After the Paddington rail crash, the usual arguments flew about. "You can't set a price on life", met its old friend "of course we set a price on life". So far as that goes, it is obviously true that we do in fact set a price on life; but we do it in a funny sort of way. Ahead of time, we are quite happy to engage in cost-benefit analysis; when we are in the middle of trying to save even one life, we behave quite differently. The NHS would be criminally irresponsible if it allocated its facilities without trying to ensure that it got the biggest possible bang for the taxpayers' buck.
How do you measure the reduction of deaths from breast cancer against the alleviation of long drawn-out incapacitating aches and pains from displaced discs and fallen arches? None of the obvious answers stay obvious for long. Price an illness in terms of lost production, and the deaths of the retired and the not yet employed drop out of the equation; leave out the economic spin-off from restoring the incapacitated to good working order, and you ignore the fact that a healthier population can pay for a better NHS in future. Try to measure the pain and distress of the bereaved in monetary terms, and you open the gates to American juries handing out millions to people whose lawyers tell a good story about heartbreak. Measure only the economic loss, and the families of the unproductive get nothing.
But even when we have a view about the value of an outcome, we are in trouble. We all know the familiar contrasts; we fear flying more than we fear the drive to the airport, but shouldn't. We discount risks that we feel are under our control, even though we know that we are unskilled and under-trained drivers and the pilot of the plane is highly trained and highly skilled. We also bury what you might call "background" dangers deep below the level of conscious anxiety. We know that the Paddington crash killed fewer people than three ordinary days of road accidents. If we minded most about reducing the danger of death from travelling to work, we would spend the extra billion pounds that John Prescott wants Railtrack to spend on road rather than rail safety.

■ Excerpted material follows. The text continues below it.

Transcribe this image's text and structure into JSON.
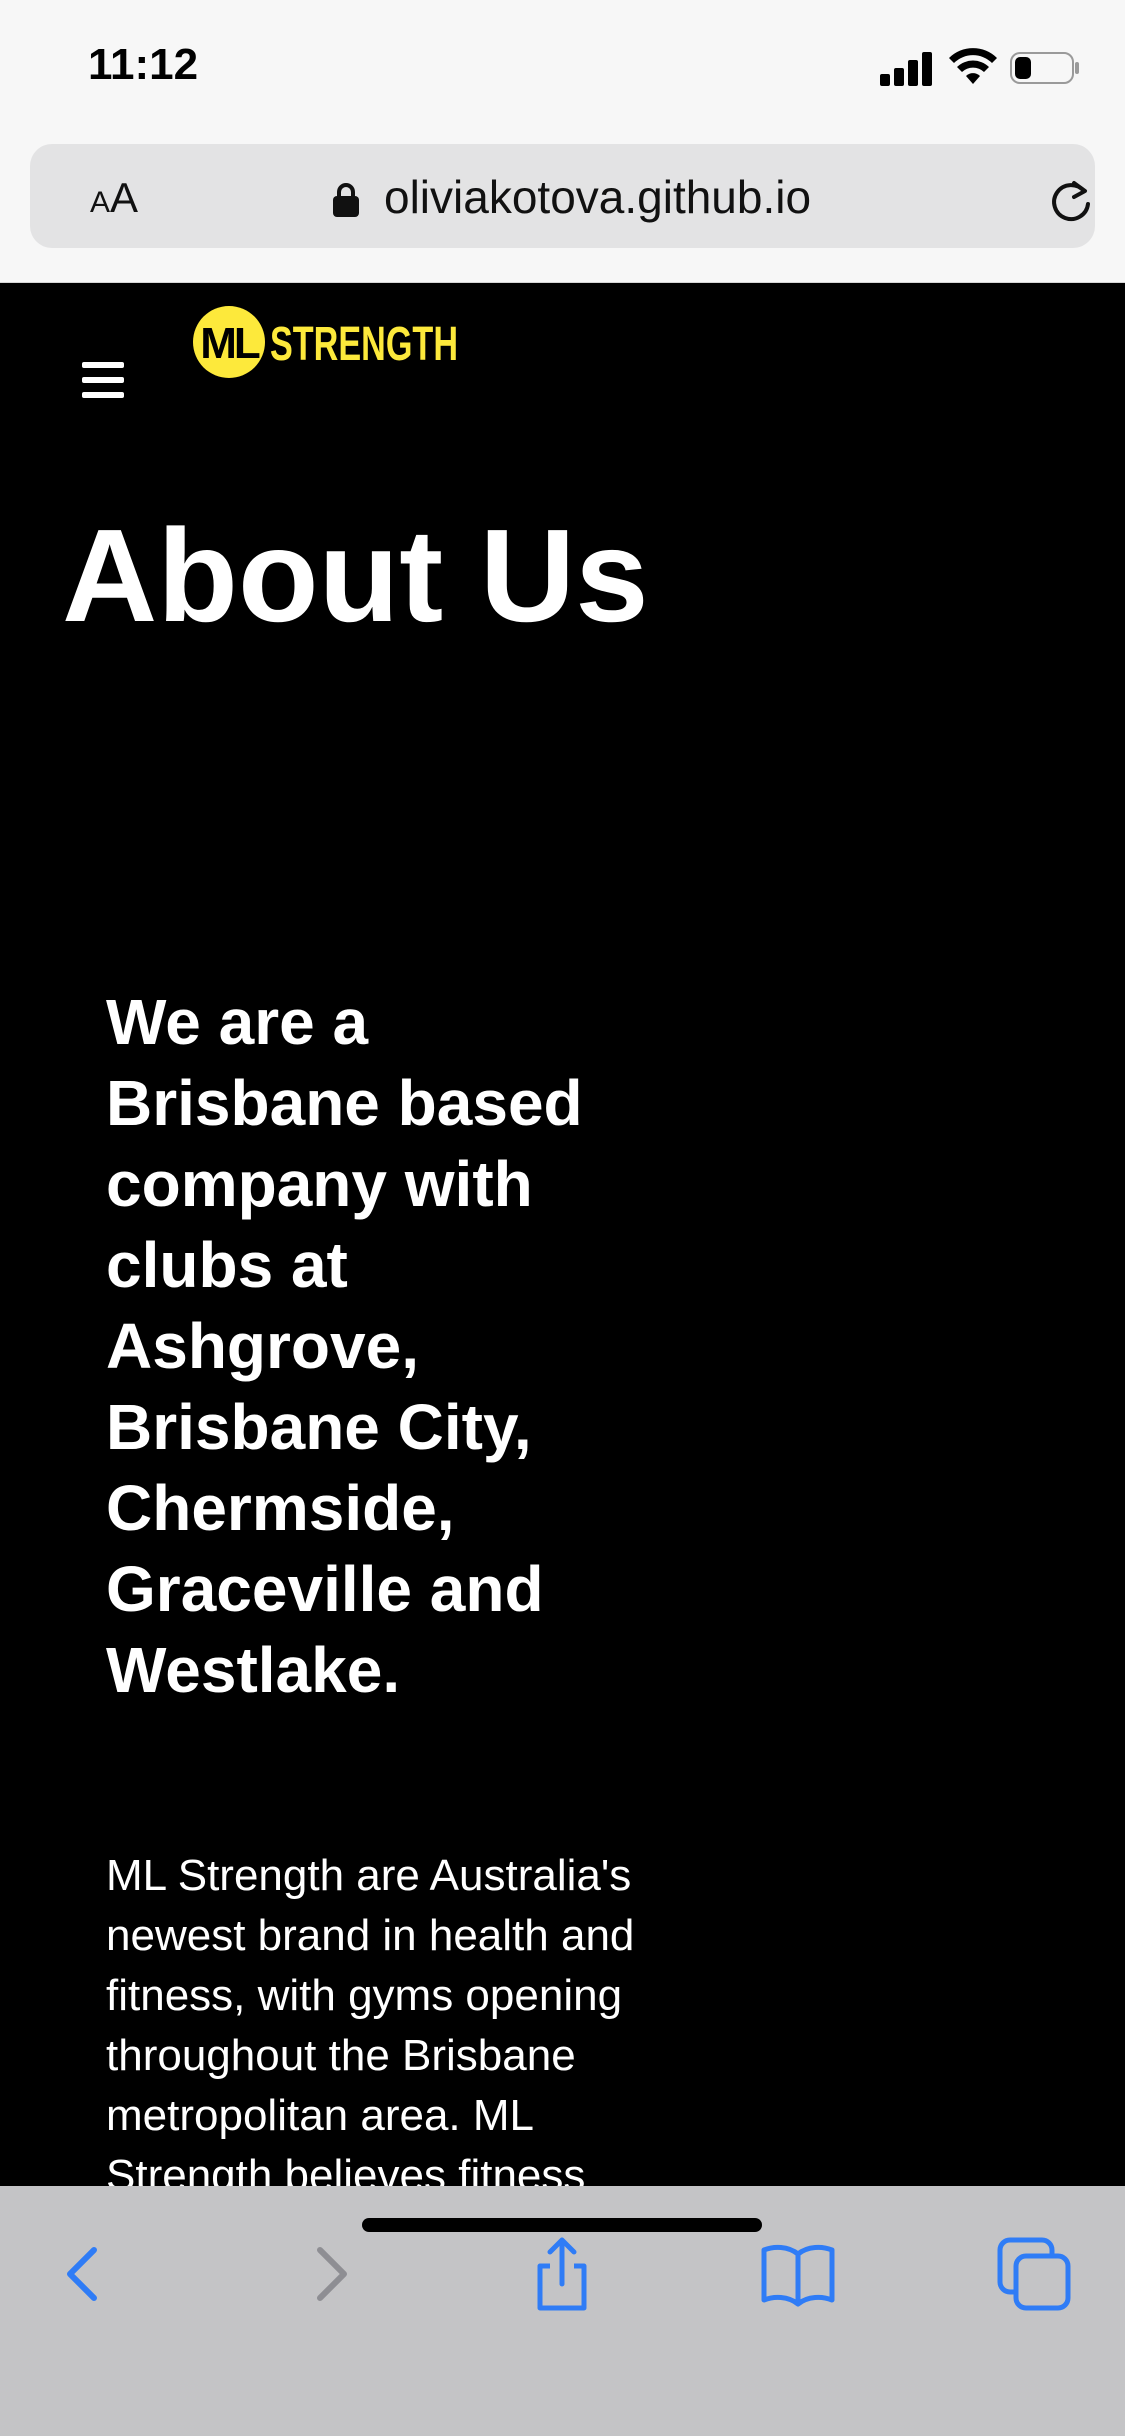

So why don't we? Why do we over-estimate the chances that we shall die in large, violent, catastrophic events and under-estimate the risk of breaking our necks when we stand on a chair to reach the top shelves in the kitchen? Are we just hopelessly irrational? It is possible that we are. We are as a species not good at assessing evidence; when we try to bring evidence to bear on an issue, we reach for salient, colourful examples of what we are concerned with rather than carefully sifted and boring statistics. We are not very good at distinguishing between what readily comes to mind and what is likeliest to happen in the world outside. Much of the history of science has consisted of the process of forcing ourselves to reject colourful coincidences in favour of dreary but real connections.
Of course, the economists can (always) find a way to avoid impugning our rationality. They simply note that we set a higher value on dying in ones and twos and in cars, than in twenties and thirties or two or three hundreds in trains and aeroplanes; plug in those utilities and disutilities, and the sums again make sense. My own guess is that we are, yet again, the victims of our evolutionary history. A mute animal, with little memory, and almost no resources for sifting evidence, does about as well as it can by watching out for the large, sudden, novel movement against a background that is mostly ignored. No doubt our pre-human ancestors were more likely to perish of infection or from the violence of their family members than from the attentions of large, carnivorous animals. But given their sensory and intellectual apparatus, they were doubtless right to focus on the sabre-toothed tiger before they thought about E. coli. Having inherited most of that apparatus, we have to work against it while we work with it.
The writer is Warden of New College, OxfordReuse content